The Power Within: Using Mindfulness to Confront and Challenge Bias

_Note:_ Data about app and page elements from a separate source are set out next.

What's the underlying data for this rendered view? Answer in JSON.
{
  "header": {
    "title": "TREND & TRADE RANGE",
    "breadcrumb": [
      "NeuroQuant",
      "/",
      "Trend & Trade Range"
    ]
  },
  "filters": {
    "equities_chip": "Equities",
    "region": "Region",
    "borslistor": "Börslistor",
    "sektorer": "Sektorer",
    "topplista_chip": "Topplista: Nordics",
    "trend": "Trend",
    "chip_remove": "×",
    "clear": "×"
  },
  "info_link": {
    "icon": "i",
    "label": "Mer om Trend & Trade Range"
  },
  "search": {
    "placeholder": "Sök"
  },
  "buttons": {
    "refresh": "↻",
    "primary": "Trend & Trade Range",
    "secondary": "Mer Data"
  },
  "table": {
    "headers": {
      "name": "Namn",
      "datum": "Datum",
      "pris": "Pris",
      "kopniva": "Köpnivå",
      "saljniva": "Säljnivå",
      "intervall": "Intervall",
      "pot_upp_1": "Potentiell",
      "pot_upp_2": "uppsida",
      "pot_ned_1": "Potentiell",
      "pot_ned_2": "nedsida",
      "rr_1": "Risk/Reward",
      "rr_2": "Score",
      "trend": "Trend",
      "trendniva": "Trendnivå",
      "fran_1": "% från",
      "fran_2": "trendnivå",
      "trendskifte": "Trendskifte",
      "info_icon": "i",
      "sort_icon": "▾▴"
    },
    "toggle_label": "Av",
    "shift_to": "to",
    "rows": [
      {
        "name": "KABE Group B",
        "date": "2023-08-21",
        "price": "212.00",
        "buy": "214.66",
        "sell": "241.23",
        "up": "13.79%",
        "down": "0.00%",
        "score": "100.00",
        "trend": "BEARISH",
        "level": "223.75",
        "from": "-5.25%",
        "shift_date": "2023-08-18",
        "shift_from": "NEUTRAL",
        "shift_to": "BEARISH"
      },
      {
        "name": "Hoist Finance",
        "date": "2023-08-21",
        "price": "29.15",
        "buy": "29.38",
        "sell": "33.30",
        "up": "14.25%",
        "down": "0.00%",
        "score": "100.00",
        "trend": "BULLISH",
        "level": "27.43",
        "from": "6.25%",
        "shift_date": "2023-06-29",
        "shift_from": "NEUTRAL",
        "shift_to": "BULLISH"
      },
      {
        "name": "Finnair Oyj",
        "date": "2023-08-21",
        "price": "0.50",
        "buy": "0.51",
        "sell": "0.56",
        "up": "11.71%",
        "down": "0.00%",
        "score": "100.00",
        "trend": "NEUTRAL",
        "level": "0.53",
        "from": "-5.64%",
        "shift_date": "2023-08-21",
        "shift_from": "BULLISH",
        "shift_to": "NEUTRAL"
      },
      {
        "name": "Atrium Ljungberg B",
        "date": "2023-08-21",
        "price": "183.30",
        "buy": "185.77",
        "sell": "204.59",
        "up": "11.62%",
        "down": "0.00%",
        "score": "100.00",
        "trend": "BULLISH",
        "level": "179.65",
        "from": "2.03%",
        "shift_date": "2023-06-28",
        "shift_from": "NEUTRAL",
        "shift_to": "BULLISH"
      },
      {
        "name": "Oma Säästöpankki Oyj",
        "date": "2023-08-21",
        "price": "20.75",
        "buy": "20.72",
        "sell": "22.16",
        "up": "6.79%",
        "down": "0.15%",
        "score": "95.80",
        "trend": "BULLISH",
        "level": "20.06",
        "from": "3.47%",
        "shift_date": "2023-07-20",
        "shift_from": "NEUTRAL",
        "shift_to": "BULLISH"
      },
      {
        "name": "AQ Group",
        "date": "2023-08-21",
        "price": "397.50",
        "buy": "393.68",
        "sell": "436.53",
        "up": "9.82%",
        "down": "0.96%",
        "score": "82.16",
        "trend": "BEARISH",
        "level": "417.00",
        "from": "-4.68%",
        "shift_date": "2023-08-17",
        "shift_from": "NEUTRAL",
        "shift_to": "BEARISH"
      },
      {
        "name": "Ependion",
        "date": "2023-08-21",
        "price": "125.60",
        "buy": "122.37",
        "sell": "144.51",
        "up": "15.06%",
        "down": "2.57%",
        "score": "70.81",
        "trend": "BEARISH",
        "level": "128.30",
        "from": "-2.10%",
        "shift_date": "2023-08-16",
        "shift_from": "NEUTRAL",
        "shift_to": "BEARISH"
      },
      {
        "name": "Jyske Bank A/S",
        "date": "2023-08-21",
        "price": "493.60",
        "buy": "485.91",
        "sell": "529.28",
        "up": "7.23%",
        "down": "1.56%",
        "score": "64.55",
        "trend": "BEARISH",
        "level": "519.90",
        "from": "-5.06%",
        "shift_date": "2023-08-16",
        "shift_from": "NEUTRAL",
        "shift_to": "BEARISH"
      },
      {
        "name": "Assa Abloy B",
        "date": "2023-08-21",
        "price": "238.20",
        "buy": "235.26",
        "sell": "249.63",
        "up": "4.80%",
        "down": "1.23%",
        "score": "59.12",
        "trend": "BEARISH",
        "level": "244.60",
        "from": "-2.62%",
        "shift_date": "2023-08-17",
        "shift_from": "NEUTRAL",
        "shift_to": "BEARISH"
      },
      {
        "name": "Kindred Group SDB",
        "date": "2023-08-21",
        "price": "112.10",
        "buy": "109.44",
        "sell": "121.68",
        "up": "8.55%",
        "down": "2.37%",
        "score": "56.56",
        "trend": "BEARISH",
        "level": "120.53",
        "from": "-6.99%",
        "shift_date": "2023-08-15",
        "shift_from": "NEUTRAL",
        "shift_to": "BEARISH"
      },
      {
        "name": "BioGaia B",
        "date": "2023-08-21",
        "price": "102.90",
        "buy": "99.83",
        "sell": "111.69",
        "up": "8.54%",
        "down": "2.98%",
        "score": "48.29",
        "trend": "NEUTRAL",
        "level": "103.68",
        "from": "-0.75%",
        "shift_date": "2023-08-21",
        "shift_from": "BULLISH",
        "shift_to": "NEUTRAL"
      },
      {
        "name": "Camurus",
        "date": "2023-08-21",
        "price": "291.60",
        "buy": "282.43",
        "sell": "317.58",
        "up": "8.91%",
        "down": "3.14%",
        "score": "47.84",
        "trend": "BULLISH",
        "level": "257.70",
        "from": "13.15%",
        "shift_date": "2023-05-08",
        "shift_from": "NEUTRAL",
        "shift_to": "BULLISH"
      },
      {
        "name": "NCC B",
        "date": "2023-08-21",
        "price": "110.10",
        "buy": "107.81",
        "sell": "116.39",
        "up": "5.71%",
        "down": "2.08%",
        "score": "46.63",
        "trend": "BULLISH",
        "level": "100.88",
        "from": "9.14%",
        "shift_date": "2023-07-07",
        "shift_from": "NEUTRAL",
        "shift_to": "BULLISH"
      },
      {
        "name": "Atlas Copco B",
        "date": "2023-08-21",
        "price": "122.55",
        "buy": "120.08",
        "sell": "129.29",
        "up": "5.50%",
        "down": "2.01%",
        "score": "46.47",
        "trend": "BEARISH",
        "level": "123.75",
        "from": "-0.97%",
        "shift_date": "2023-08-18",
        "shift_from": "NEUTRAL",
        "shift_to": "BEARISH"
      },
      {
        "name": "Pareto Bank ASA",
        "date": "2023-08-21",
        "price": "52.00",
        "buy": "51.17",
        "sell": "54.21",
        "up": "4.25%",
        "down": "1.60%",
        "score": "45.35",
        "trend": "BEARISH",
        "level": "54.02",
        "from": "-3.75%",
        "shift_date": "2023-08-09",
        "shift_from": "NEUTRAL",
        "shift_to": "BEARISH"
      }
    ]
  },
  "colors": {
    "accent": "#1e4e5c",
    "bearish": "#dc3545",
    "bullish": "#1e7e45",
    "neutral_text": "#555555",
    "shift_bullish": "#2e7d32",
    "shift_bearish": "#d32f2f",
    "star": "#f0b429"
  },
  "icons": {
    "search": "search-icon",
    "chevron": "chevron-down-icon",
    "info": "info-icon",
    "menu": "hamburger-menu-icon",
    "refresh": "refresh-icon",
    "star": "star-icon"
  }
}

Let me share a story from Christmas Day 2023, when my husband and I ventured to witness the snow-covered vistas of Mount Lemmon, a peak near Tucson, Arizona. It was an idyllic day, with many others relishing the sight of saguaro cacti and the majesty of the mountains. Mount Lemmon, towering over 9,000 feet, offers a serene getaway from the heat of the Tucson valley, attracting numerous weekend visitors. As we parked to explore this bucolic mountain town, an unexpected event shook our day. A sudden impact jolted our car, prompting a surge of frustration. Stepping out, we saw the other driver seemingly fleeing before it was obvious that they were just trying to get into a parking spot. My first thought was, our car was new- we had just bought it a month ago. Ugh. We now had a deep scratch on our bumper. Despite their contrite demeanor, communication barriers compounded our confusion; they spoke no English, and we spoke no Spanish. I went to grab my phone to call a friend who could hopefully translate. Another jolt-SOS was in caps- we had no cellular service. As I looked around, finding no one who could offer help, one of them produced a translation app. Relief washed over us. He shared his name, his Mexican phone number, and his Facebook page. I snapped pictures with my phone. We made the requisite exchanges of driver’s licenses, but insurance was difficult. I looked over, and their car had a Sonora, Mexico license plate. We did not know anything about Mexican insurance. He said he would call the next day. If there is a time and place for faith, I guess it would be on Christmas Day. On the way home, my husband and I wondered how all of this would turn out. We were just a couple of hours from Mexico- they could certainly leave and not respond to us. We still had a language barrier. And we were on vacation- could we get this resolved before we left for home? We also talked about how it would not change our lives if this did not work out. We could or not- repair the damage. Sometimes, it helps to know that. A scratch is nothing in the big scheme of things. The next day, we waited. No call. I tried calling him, but I could not get through. I contacted him on Facebook- no response. I told a couple of friends about the situation, and the typical response was, “You can kiss that money goodbye.” My anxiety and bias were triggered but I tried to be aware of it. I had no reason to believe they did not have integrity. These people made every attempt to communicate and soothe our anxiety. I believe that most of us want to do the right thing, and this situation was no different. And it was Christmas- people are busy with family. I also thought about them- and this is the crux of this story. Can I put myself in their shoes? I have traveled to over 30 countries. There were times I thought I had thought I did something wrong, and I was anxious. Now, I have never hit a car, but I hope you get the point. These people were visiting a country that reeks of racism. They were at a disadvantage with knowing our system. They had no idea if I would call the police or border control to report the incident. I am sure they were also anxious about what we would do. That intentional practice of empathy actually calmed me. If this were me, how would I want to be treated? Later that day, I got a call from one of their friends who spoke English and Spanish. She asked what we wanted to do and again shared their apology and their intention to make it right. I said I would get an estimate, but it would take a couple of days. She asked if we were open to a local shop. YES! That would be perfect. We went the next morning, and their mechanic could repair it, but it would take three days. We needed a car- three days without transportation on our vacation was not an option. I really did not feel it was my responsibility to pay for a rental. I asked how much the car would cost to fix. $150! Wow- I knew my quote would be more expensive. I asked them if they were amenable to paying for the rental car and the repair if that was cheaper than my quote. They said yes. My quote was higher, over $2,000, so we went with plan A. I must admit I was still nervous- the mechanic’s place looked more like a place for cars to die than to be revived. But again, everyone was congenial and helpful. Again, intentionally engaging in empathy was key. Who was I to judge how someone ran their business? It was working out for us. We dropped the car off, and since I did not speak Spanish, I could only chat with the mechanic by playing charades. I know this is a long story, but the ending is one made for fairy tales. We picked up the car, and it looked brand new. We had no issues, and we were filled with gratitude. The translator friend was kind enough to say they would show us around and take us hiking. A very generous gesture. Reflecting on the journey, I would like to say that I was aware of my bias, but I did have moments of anxiety, which were likely triggered by societal narratives. It is hard work to be self-aware. However, my mindful intention of going to empathy was incredibly helpful. In mindful circles, there is a practice: “You are not responsible for your first thought, but you are responsible for your second thought.” Disrupting your bias is a practice. You do not just attend training and Boom- you are biased no more. It is intentional, and it is a lot of effort. The same is true for mindfulness- it is a practice. If you want to become more empathetic, it means you need to slow down and think of how others may be experiencing a situation. And in my case, it was an invaluable tool.